▸ Assigned task: Among the entries below, how many lines hold the word "zoom"? Reply with the number only.

BEGIN The input

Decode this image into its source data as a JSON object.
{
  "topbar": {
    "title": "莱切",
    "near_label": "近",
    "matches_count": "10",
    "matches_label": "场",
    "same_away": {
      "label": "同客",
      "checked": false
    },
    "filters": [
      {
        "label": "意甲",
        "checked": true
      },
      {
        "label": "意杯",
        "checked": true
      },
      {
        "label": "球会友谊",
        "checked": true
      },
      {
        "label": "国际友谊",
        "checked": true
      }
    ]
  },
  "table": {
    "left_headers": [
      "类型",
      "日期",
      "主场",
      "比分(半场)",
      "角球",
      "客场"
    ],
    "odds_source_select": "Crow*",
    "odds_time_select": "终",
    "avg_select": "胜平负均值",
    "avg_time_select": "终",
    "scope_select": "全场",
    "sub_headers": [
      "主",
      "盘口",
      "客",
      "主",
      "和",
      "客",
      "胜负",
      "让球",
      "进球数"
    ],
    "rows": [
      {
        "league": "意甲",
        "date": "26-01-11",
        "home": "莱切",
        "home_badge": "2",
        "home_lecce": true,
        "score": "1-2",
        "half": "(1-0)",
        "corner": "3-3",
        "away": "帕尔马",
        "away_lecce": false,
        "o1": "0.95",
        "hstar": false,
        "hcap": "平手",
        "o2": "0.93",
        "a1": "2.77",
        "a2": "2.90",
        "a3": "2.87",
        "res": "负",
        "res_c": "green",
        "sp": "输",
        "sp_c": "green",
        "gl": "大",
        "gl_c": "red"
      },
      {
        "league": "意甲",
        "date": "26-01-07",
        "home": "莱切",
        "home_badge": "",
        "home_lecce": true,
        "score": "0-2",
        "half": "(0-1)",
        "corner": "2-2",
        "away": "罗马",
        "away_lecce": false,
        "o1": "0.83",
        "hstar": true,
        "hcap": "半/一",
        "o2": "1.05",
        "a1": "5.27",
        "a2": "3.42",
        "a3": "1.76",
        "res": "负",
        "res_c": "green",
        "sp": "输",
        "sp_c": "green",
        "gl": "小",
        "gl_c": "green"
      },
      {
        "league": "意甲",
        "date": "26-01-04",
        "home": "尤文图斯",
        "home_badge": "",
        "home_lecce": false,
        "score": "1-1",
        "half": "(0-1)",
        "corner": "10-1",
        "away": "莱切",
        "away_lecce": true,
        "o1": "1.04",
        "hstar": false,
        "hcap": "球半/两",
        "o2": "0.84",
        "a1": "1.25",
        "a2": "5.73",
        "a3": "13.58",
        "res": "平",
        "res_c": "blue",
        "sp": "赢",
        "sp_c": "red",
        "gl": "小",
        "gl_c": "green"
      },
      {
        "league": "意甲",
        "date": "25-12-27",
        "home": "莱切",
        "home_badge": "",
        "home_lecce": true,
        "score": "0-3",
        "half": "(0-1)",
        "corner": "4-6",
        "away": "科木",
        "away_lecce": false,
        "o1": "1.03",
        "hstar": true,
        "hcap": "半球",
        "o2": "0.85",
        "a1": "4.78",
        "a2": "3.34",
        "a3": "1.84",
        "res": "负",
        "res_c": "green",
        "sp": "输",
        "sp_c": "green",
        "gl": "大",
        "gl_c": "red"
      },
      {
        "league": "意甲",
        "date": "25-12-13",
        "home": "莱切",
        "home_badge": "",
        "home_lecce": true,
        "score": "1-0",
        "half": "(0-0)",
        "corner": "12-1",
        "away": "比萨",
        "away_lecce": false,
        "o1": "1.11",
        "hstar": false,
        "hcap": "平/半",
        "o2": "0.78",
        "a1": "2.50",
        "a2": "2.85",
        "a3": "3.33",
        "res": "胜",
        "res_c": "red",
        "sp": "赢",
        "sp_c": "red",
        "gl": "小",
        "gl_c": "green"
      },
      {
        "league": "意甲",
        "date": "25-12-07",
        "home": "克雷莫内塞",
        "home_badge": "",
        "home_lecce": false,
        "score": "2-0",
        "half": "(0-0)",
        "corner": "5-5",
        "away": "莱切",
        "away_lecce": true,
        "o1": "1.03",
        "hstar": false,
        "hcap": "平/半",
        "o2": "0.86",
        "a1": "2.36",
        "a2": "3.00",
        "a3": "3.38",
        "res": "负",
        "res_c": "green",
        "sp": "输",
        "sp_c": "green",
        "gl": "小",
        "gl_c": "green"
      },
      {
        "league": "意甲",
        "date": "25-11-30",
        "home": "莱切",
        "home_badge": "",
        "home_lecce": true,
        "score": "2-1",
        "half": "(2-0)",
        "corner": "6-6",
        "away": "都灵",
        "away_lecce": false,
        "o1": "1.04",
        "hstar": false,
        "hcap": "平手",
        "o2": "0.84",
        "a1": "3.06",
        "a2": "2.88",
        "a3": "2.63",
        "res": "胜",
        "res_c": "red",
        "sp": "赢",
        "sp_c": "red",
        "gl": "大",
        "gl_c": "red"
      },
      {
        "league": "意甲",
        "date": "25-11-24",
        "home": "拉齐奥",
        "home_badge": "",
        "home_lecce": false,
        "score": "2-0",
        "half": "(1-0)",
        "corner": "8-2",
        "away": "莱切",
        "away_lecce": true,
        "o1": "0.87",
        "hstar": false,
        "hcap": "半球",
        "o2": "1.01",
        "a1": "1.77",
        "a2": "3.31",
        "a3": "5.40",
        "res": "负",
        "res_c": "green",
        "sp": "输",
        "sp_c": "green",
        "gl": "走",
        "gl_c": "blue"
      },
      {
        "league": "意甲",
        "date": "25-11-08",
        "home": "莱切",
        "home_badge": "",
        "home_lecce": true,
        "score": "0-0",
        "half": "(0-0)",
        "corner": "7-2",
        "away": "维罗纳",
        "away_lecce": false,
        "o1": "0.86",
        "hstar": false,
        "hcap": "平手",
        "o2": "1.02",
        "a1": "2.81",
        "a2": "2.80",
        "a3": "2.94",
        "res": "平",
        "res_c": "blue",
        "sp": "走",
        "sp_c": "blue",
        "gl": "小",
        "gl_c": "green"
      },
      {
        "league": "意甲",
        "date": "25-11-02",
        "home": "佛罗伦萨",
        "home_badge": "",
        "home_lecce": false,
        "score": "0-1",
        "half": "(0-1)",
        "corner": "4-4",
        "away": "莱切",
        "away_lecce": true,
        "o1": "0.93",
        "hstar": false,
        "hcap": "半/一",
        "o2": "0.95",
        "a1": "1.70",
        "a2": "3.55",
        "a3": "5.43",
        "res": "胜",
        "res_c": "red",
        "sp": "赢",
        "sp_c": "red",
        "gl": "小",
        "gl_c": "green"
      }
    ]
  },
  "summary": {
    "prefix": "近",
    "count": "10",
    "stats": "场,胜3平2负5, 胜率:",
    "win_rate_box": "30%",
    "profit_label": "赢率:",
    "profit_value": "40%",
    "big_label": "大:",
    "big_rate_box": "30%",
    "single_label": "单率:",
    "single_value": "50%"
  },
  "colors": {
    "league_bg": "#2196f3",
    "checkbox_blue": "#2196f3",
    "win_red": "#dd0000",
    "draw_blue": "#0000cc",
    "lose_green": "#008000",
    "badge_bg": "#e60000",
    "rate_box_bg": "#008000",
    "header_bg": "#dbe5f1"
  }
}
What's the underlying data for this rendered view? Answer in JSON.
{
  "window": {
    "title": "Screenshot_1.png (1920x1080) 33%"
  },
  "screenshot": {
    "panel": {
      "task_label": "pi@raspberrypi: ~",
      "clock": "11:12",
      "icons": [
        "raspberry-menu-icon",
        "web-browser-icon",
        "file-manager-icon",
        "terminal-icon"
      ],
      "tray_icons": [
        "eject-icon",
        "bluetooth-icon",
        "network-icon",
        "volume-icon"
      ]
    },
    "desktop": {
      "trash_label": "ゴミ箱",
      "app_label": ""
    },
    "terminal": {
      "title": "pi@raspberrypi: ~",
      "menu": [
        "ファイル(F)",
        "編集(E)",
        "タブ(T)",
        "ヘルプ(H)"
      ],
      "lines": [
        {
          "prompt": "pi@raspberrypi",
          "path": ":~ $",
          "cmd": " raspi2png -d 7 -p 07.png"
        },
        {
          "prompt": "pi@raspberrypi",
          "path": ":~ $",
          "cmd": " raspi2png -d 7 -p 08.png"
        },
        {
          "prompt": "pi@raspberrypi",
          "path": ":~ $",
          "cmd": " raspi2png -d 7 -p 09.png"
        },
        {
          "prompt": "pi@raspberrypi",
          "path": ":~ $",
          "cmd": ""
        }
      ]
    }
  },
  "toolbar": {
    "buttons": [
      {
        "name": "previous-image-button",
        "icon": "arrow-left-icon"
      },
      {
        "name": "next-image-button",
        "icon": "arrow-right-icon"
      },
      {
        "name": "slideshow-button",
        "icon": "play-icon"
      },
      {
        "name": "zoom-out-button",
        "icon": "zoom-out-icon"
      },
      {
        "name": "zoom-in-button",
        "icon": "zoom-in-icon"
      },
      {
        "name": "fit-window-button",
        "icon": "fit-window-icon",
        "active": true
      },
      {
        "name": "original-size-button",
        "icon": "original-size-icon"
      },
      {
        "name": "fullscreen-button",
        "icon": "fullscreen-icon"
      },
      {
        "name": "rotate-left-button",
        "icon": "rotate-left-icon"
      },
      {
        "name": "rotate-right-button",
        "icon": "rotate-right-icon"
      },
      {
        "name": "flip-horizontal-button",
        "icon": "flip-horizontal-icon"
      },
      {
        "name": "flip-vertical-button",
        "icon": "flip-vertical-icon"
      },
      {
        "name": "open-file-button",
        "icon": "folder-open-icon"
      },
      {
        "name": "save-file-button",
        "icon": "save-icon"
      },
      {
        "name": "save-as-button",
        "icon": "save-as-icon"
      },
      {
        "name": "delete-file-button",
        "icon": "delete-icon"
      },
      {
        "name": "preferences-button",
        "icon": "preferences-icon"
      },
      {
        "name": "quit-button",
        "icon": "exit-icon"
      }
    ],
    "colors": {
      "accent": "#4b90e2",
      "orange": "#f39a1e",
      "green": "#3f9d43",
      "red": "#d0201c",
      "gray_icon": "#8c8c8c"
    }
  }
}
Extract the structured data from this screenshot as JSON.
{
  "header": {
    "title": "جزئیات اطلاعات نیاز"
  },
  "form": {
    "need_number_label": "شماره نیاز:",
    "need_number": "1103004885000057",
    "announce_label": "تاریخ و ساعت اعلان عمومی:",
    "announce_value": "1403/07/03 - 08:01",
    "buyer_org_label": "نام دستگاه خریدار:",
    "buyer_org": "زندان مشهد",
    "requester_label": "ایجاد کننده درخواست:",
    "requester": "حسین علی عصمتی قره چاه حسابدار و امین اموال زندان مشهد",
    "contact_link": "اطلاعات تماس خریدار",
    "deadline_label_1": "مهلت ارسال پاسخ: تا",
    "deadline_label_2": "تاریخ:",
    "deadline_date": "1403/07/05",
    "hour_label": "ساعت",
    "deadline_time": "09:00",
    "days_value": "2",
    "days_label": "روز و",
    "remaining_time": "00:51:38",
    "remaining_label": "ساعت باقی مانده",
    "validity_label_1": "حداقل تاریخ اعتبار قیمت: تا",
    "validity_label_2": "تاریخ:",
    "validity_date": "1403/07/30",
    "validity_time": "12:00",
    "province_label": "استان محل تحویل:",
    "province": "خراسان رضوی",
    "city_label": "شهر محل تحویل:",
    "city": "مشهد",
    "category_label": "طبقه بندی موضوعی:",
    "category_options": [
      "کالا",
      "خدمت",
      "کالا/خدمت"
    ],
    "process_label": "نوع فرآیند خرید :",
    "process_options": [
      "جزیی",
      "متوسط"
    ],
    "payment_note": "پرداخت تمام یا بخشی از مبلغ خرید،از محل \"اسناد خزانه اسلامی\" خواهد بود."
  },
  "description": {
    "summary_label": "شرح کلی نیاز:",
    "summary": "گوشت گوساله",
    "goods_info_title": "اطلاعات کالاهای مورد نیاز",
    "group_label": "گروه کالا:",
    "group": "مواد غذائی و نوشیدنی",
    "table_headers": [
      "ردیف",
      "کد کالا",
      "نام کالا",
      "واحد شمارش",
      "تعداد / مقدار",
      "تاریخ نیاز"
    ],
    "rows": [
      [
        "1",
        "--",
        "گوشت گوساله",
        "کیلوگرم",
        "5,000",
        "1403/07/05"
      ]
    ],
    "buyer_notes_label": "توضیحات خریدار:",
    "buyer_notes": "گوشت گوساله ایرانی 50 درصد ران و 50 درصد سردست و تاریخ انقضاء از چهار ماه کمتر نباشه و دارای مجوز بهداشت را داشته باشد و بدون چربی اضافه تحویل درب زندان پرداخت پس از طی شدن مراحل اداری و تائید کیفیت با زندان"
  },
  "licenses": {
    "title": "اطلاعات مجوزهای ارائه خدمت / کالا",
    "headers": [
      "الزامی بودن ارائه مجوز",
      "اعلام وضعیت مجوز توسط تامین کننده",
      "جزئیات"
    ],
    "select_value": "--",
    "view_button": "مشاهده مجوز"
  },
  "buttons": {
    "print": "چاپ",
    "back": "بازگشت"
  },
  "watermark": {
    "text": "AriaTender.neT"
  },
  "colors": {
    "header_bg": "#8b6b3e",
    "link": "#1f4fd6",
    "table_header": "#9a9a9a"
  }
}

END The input

▸ Reply: 4